Answer with one number only: the count of lines below that hold the word "battery".

### Material for this task

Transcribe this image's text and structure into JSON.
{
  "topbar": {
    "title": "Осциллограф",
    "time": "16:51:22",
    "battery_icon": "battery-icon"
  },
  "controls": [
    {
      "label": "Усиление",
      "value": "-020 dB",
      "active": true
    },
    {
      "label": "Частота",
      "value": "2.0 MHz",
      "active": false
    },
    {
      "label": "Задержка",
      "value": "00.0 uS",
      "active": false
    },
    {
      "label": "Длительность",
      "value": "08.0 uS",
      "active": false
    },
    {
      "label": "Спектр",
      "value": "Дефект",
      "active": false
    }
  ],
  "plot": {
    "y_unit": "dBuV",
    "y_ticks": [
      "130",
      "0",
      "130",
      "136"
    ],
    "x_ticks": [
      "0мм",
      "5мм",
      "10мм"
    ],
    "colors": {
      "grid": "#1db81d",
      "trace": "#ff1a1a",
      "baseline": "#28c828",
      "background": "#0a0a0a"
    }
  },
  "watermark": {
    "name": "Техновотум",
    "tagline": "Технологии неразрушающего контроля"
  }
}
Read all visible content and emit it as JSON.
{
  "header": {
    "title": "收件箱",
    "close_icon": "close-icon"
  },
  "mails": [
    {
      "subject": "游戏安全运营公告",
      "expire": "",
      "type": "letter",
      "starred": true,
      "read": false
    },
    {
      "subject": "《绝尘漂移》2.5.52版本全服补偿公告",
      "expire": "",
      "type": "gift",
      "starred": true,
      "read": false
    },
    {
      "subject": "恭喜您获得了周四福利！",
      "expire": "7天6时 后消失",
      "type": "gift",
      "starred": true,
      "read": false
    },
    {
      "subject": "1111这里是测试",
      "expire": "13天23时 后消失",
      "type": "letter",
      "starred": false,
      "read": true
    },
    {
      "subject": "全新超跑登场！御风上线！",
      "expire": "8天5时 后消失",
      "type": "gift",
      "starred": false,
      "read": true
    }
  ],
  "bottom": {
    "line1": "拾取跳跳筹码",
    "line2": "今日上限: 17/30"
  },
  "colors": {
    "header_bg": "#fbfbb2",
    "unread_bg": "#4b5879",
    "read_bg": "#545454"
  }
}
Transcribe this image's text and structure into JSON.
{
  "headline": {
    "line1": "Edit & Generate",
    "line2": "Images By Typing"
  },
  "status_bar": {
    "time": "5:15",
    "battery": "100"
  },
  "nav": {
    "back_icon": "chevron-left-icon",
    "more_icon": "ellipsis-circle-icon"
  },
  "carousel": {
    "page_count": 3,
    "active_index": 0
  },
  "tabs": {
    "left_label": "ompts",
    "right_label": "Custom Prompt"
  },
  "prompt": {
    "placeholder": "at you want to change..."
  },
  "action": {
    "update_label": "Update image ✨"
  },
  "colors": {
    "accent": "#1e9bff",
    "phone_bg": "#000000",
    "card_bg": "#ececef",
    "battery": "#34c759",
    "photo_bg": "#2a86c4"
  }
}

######

Task answer: 3